The participants in the cardio-only group had an additional 23 minutes of sleep. In comparison, those in the group who completed both exercises and originally had trouble sleeping had an additional 17 minutes of sleep. Furthermore, the control group also reported sleeping an additional 15 minutes.
Additionally, the results showed that those who only did strength training experienced more significant improvements in other sleep metrics.
Strength training and a combination of cardio and strength exercise increases sleep efficiency (the amount of time you sleep while in bed). Also, lifting weights reduced the time it takes to fall asleep by roughly three minutes. For the other groups, there were no significant changes in these measures.
Why Strength Training is Better than Cardio
The exact reason why strength training improves sleep better than cardio is not evident to scientists at the moment. However, some scientists have provided some plausible explanations.
According to Dr. Brellenthin, weight training causes muscle adaptation, which causes the muscles to produce more testosterone and growth hormones.
Both of these hormones are connected to improved sleep quality. “Sleep is responsible for the much-needed physical restoration that occurs in our bodies.”
Dr. Brellenthin continues, “Because strength training is taxing on the muscles and requires more recovery than cardio alone, it is possible that this encourages one’s body to sleep more intensely or for longer throughout the night.”
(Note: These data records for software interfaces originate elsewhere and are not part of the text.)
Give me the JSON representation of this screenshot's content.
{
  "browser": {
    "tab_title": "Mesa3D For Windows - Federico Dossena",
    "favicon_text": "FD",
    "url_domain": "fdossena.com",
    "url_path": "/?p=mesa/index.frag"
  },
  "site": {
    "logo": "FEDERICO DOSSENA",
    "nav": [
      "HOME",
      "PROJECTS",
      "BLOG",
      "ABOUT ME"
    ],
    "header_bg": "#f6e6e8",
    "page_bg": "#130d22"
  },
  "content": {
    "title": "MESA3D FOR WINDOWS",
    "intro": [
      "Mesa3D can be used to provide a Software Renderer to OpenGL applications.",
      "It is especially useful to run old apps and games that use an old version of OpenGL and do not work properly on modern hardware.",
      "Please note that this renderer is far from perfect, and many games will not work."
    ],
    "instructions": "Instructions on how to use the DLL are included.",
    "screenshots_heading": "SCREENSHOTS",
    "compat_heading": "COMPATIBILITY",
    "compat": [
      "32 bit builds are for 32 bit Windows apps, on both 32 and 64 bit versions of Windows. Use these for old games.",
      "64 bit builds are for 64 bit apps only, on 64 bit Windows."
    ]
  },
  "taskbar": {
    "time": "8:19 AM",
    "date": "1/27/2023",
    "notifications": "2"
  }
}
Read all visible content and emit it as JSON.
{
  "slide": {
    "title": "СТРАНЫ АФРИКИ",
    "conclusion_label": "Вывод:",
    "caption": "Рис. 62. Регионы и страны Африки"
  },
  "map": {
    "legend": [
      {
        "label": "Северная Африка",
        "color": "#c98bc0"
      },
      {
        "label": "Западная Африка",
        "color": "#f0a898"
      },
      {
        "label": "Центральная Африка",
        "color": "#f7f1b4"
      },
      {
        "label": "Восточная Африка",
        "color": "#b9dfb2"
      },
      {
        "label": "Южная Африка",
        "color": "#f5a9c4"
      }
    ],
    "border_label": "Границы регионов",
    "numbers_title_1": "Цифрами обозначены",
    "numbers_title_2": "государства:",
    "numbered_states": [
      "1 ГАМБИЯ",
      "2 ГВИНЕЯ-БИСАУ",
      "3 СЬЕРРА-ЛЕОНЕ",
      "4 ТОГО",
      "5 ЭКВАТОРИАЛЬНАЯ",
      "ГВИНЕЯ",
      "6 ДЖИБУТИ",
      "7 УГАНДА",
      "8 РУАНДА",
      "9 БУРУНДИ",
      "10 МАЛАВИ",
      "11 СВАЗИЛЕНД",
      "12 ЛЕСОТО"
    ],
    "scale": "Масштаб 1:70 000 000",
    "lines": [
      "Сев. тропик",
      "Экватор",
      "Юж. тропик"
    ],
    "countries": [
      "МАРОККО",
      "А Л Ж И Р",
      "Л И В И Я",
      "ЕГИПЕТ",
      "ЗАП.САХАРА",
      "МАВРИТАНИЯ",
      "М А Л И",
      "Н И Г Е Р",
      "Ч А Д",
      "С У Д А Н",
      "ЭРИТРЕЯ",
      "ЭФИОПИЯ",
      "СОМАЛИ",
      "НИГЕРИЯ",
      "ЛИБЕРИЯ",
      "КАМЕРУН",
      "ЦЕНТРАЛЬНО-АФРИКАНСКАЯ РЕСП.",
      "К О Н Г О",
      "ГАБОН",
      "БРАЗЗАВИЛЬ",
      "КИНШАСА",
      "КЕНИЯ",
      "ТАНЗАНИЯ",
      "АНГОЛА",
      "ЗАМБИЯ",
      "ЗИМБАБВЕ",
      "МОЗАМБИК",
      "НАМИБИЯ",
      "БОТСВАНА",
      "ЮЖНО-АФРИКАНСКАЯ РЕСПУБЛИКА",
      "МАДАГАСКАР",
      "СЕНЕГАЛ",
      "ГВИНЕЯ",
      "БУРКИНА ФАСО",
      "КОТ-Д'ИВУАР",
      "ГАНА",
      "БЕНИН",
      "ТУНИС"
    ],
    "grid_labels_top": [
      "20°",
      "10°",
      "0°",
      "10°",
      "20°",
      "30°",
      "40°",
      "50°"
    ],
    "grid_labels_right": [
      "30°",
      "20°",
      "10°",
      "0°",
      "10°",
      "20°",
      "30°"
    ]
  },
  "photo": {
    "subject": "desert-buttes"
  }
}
Other studies corroborate the findings of Dr. Brellenthin’s research. A study published in the preventive medicine journal suggests that cardio and strength training effectively improve sleep duration and quality.
How to Improve your Sleep with Exercise
It is crucial to note that both cardio and strength training exercises can improve your sleep. However, you should try strength training if you want an extra boost. Here are some ways you can boost your sleep with exercise. They include:
- Get at least 30 minutes of exercise five days a week. According to the Physical Activity Guidelines for Americans published by the United States Department of Health and Human Services, adults should exercise for around 150 minutes per week, equivalent to 30 minutes on five days of the week. You can exercise at the gym, take a walk or engage in sporting activities. Whatever you do, make sure you burn the excess calories.
- Up the ante with strength training: Lifting dumbbells might be what the doctor ordered for your sleep. Make sure you start slowly and with a lesser weight load.
- Don’t exercise close to your sleep time: While some studies suggest that exercising close to your bedtime may not affect your sleep, most scientists believe exercising close to your bedtime may harm your sleep.  Remember, avoid strenuous activities close to your sleep time.
- Brellenthin, A. G., & Lee, D. C. (2022). Abstract 038: Comparative Effects Of Aerobic, Resistance, And Combined Exercise On Sleep. Circulation, 145(Suppl_1). https://www.abstractsonline.com/pp8/?_ga=2.43661667.795188704.1646150369-78844285.1609356599#!/10553/presentation/99
- Dolezal, B. A., Neufeld, E. V., Boland, D. M., Martin, J. L., & Cooper, C. B. (2017). Interrelationship between Sleep and Exercise: A Systematic Review. Advances in preventive medicine, 2017, 1364387. https://doi.org/10.1155/2017/1364387
- Physical Activity Guidelines for Americans 2nd Edition … – Health. https://health.gov/sites/default/files/2019-09/Physical_Activity_Guidelines_2nd_edition_Presentation.pdf.
- Stutz, J., Eiholzer, R., & Spengler, C. M. (2019). Effects of Evening Exercise on Sleep in Healthy Participants: A Systematic Review and Meta-Analysis. Sports medicine (Auckland, N.Z.), 49(2), 269–287. https://doi.org/10.1007/s40279-018-1015-0
- Myllymäki, T., Kyröläinen, H., Savolainen, K., Hokka, L., Jakonen, R., Juuti, T., Martinmäki, K., Kaartinen, J., Kinnunen, M. L., & Rusko, H. (2011). Effects of vigorous late-night exercise on sleep quality and cardiac autonomic activity. Journal of sleep research, 20(1 Pt 2), 146–153. https://doi.org/10.1111/j.1365-2869.2010.00874.x